Silicon Valley tech firm inks big West Loop lease

Although plenty of companies flock to the Fulton Market District these days, one growing tech firm has left it behind for another emerging downtown spot.

Mountain View, Calif.-based freelancing marketplace Upwork has leased 67,730 square feet at 525 W. Van Buren St., where it moved in earlier this month, the company confirmed.

After tripling its local headcount over the past 18 months to about 100 employees today, the company ran out of room at its 12,000-square-foot office at 224 N. Desplaines St., a couple of blocks east of Fulton Market.

Now it has joined the crowd of tech companies in the city expanding their office footprints as Chicago continues to build up its reputation as a deep tech talent pool.

"We’re continuing to hire talent across all functions and are thrilled to grow our team with local Chicago hires," said Upwork Senior Vice President of Sales Eric Gilpin in a statement. "Chicago has proven to be an incredible market for diverse talent from prestigious universities and leading companies and is one of the fastest growing tech innovation hubs outside the Bay Area."

Tech firms like Upwork have led the demand for downtown office space, hiring local employees who are generally more affordable and easier to retain than their counterparts in coastal cities. As of November, tech firms in Chicago employ more than 143,000 people across more than 4,000 companies, according to Mayor Rahm Emanuel's office.

That tech demand has kept a lot of downtown office landlords happy and has helped keep downtown office vacancy in check as new skyscrapers have debuted over the past couple of years.

Upwork ran its first Chicago office in early 2016 out of a WeWork co-working location near Grant Park before moving to the Desplaines Street office in mid-2017. The company went public in October, raising $187 million in an IPO, and today it has more than 400 employees total.

Upwork's online marketplace connects employers with freelance workers in various industries, with Upwork taking a cut of the payment when a worker is hired. The company reported revenue of $186 million year-to-date through September 2018, according to its most recent quarterly report.

At its new Chicago home on the 11th floor at 525 W. Van Buren, Upwork adds to a list of companies gravitating to a pocket of the West Loop near Union Station.

The building is across the street from the Old Main Post Office, where Walgreens Boots Alliance, Ferrara Candy and the Chicago Metropolitan Agency for Planning will soon move in as New York-based developer 601W completes a transformation of the long-vacant property into a modern office building. And immediately north of Upwork's new home, Chicago developer Riverside Investment & Development plans to build a 1.5 million-square-foot office skyscraper anchored by BMO Harris Bank, which will consolidate its downtown offices there.

Fulton Market didn't have the immediately available space for Upwork to grow, according to Gilpin, which sent the company looking elsewhere.
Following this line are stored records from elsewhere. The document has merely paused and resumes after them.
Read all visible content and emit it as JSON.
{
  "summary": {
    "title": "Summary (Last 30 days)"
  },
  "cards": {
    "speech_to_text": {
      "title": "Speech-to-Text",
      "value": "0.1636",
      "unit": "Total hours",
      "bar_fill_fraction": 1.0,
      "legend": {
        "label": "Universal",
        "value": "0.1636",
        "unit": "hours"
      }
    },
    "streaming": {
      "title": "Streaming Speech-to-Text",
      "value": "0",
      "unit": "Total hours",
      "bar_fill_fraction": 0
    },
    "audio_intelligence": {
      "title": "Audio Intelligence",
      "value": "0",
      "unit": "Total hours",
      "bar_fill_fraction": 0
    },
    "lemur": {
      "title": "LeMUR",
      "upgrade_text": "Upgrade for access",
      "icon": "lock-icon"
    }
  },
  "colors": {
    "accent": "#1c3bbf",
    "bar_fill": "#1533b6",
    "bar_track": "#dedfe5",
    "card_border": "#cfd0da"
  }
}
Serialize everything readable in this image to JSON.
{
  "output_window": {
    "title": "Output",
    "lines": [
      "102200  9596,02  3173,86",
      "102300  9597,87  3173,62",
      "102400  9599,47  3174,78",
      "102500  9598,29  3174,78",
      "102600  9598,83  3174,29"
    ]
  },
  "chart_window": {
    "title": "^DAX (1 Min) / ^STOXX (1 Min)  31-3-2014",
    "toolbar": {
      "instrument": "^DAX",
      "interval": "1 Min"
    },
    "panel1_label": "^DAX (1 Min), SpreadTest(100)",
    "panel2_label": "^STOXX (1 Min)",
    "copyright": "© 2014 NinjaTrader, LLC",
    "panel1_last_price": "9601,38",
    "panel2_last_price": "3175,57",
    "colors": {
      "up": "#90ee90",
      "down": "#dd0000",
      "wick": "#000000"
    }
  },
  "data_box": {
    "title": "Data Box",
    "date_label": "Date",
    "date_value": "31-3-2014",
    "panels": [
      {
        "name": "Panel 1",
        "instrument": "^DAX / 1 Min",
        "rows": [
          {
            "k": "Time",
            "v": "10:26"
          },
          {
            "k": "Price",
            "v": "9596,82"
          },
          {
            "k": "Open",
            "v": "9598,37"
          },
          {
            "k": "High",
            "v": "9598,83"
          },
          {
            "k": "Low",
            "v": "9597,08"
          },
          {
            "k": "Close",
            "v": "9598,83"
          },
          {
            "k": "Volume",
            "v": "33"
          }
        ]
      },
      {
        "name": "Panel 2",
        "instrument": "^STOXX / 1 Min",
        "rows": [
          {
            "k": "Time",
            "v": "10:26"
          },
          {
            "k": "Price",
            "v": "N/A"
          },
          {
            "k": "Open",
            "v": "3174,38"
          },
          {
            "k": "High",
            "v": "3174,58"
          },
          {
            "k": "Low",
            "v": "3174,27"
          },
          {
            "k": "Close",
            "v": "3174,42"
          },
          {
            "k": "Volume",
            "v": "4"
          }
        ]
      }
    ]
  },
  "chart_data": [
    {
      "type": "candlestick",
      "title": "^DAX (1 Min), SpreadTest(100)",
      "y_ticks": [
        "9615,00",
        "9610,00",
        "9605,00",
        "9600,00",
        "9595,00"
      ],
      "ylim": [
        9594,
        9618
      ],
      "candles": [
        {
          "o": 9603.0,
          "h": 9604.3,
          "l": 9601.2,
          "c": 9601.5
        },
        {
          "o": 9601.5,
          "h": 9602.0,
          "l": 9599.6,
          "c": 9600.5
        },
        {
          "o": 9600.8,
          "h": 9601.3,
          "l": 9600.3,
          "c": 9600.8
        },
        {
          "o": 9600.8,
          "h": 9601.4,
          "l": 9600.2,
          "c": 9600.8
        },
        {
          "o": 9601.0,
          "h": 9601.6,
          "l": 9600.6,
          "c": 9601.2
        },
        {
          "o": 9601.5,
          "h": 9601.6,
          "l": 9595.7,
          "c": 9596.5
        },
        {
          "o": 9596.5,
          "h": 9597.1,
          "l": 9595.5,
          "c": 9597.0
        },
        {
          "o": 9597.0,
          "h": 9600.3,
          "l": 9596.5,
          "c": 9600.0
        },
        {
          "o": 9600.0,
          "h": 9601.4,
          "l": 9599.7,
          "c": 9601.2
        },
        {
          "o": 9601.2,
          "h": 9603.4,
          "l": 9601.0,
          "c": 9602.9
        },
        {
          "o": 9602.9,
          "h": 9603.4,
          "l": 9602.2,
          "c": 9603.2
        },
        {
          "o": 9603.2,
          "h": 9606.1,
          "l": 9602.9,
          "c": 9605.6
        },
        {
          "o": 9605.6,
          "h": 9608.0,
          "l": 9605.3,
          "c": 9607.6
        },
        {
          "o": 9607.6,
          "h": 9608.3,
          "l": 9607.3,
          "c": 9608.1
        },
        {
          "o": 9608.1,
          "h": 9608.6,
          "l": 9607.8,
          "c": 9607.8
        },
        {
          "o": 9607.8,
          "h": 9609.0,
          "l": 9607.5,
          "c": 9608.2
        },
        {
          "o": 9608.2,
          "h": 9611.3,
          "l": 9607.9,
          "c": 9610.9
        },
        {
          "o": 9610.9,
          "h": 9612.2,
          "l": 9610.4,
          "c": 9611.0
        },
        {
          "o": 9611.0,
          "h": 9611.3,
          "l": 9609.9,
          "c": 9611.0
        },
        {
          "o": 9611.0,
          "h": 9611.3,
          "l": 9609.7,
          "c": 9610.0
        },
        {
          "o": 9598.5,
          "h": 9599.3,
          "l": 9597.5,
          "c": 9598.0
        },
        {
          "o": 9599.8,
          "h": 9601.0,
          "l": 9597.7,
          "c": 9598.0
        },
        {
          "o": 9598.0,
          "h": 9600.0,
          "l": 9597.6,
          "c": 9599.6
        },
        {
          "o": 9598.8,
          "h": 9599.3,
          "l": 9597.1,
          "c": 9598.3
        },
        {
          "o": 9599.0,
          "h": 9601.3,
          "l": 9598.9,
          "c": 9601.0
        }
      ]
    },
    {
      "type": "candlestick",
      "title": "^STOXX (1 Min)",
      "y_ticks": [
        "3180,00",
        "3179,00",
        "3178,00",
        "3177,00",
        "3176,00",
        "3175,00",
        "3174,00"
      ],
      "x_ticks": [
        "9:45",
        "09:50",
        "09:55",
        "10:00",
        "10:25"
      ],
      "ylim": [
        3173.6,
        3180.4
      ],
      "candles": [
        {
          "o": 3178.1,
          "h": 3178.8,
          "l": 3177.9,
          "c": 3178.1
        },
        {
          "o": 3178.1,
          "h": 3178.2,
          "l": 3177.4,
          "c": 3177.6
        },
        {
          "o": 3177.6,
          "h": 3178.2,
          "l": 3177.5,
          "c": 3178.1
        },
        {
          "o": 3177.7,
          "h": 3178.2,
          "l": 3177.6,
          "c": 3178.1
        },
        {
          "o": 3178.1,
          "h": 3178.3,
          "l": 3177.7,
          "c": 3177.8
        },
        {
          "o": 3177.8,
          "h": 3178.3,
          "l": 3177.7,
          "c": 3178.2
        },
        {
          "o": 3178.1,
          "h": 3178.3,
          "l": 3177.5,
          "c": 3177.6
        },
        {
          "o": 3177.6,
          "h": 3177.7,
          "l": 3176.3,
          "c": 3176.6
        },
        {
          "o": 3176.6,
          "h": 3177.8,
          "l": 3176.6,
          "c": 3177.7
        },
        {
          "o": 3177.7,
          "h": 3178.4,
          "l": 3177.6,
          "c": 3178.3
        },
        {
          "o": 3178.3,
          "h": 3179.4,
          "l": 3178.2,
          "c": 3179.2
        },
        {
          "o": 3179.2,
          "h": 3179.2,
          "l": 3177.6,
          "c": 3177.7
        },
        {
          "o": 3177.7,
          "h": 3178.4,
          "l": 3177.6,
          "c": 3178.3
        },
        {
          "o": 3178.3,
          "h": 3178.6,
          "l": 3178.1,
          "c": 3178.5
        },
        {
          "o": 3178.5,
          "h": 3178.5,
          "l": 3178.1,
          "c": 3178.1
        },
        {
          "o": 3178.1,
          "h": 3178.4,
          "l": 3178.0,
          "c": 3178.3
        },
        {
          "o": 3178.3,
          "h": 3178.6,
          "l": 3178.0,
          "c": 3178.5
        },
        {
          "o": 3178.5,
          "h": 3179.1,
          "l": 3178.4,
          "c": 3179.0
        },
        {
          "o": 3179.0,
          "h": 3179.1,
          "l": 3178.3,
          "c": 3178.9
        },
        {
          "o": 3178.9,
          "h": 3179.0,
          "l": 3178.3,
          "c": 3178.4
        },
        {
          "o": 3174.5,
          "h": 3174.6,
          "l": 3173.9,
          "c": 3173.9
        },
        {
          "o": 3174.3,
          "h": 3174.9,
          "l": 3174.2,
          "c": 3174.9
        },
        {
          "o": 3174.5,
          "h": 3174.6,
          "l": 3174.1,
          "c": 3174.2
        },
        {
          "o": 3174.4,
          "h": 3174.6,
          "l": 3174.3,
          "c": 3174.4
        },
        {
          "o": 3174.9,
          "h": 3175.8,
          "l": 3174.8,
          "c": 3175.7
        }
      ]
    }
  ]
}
"Union Station is one of the fastest-growing areas in the West Loop and a key transportation hub," Gilpin's statement said. "Our team is excited to be part of its revitalization and tech expansion, while remaining centrally adjacent to the river and central loop."

Upwork's new lease notches a win for Boston-based AEW Capital Management, which paid $135 million for the 16-story building in 2015 when it was about 20 percent vacant. After a handful of completed deals over the past year, the building is now just 9 percent vacant, according to real estate information company CoStar Group.

Upwork said in a statement that it has sub-leased its old offices on Desplaines Street to two tenants with a lease that runs through October 2020. That building is owned by Irvine, Calif.-based Shopoff Realty Investments.

Jones Lang LaSalle brokers Melissa Rubenstein and Gary Kostecki represented AEW on the Upwork deal, and Allen Rogoway, Janna Luce and Eric Nolin of real estate brokerage Cresa represented Upwork.

Click here to read the original article on Crain's Chicago Business.